Purpose. To evaluate whether a handheld point-of-care (POC) device is able to predict and discriminate patients at potential risk of contrast-induced nephropathy (CIN) prior to iodine-based contrast media delivery. Methods and Materials. Between December 2014 and June 2016, women undergoing contrast-enhanced spectral mammography (CESM) with an iodine-based contrast agent were asked to have their risk of CIN assessed by a dedicated POC device (StatSensor CREAT) and a risk factor questionnaire based on national guidelines. Prior to contrast injection, a venous blood sample was drawn to compare the results of POC with regular laboratory testing. Results. A total of 351 patients were included; 344 were finally categorized as low risk patients by blood creatinine evaluation. Seven patients had a eGFR below 60ml/min/1.73m(2), necessitating additional preparation prior to contrast delivery. The POC device failed to categorize six out of seven patients (86%), leading to (at that stage) unwanted contrast administration. Two patients subsequently developed CIN after 2-5 days, which was self-limiting after 30 days. Conclusion.

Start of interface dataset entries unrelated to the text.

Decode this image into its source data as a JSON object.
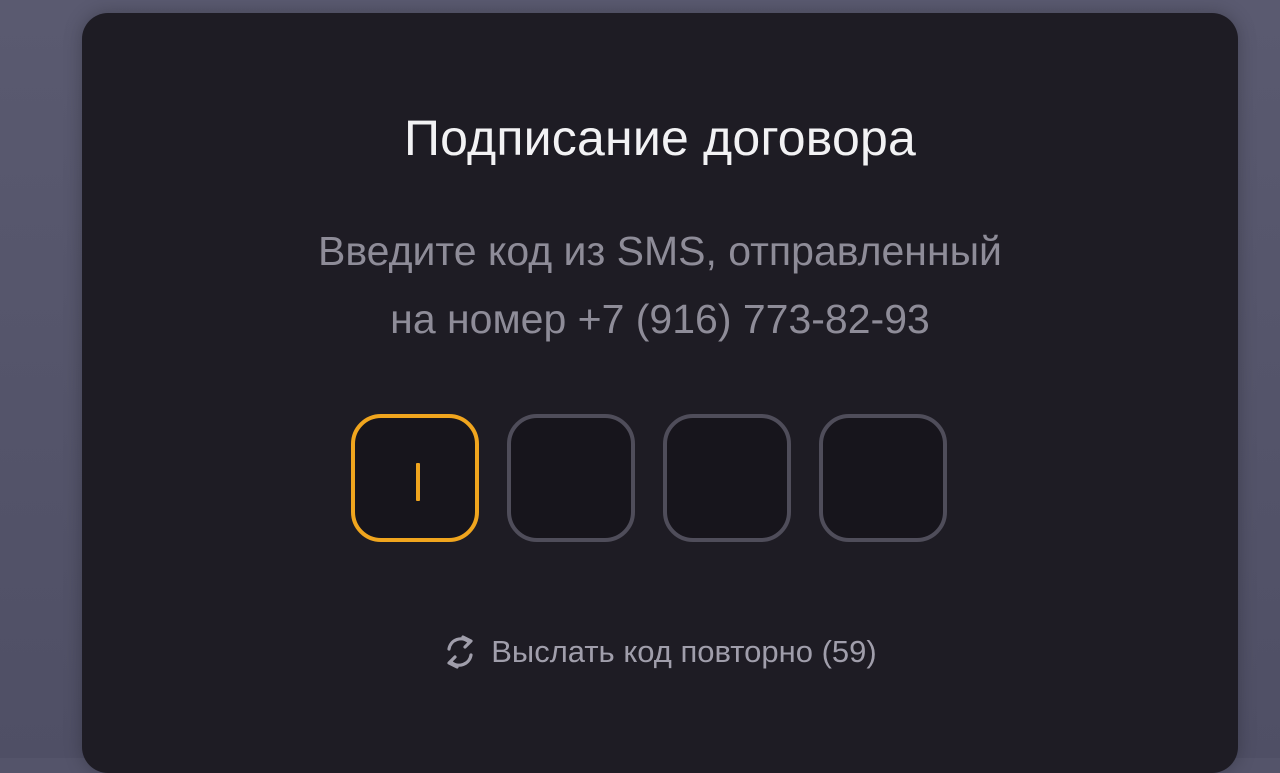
{
  "dialog": {
    "title": "Подписание договора",
    "subtitle_line1": "Введите код из  SMS, отправленный",
    "subtitle_line2": "на номер +7 (916) 773-82-93"
  },
  "code_input": {
    "digits": [
      "",
      "",
      "",
      ""
    ],
    "active_index": 0,
    "active_color": "#f0a51e"
  },
  "resend": {
    "icon": "refresh-icon",
    "label": "Выслать код повторно (59)"
  }
}
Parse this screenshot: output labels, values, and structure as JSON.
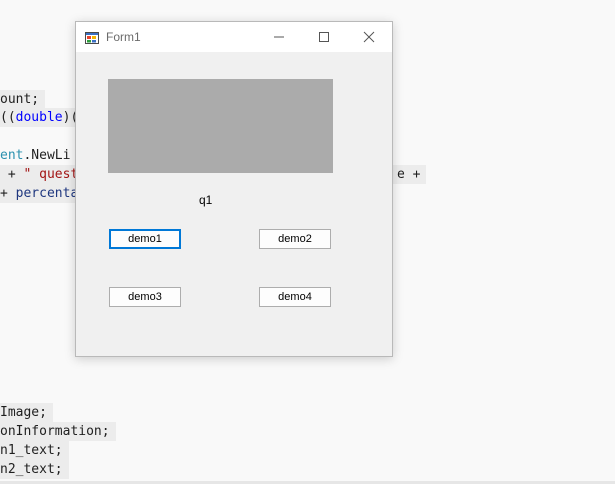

The POC device tested was not able to reliably assess impairment of renal function in our patient cohort undergoing CESM. Consequently, we still consider classic clinical laboratory testing preferable in patients at potential risk for developing CIN.
- ENHANCED SPECTRAL MAMMOGRAPHY
- ACUTE KIDNEY INJURY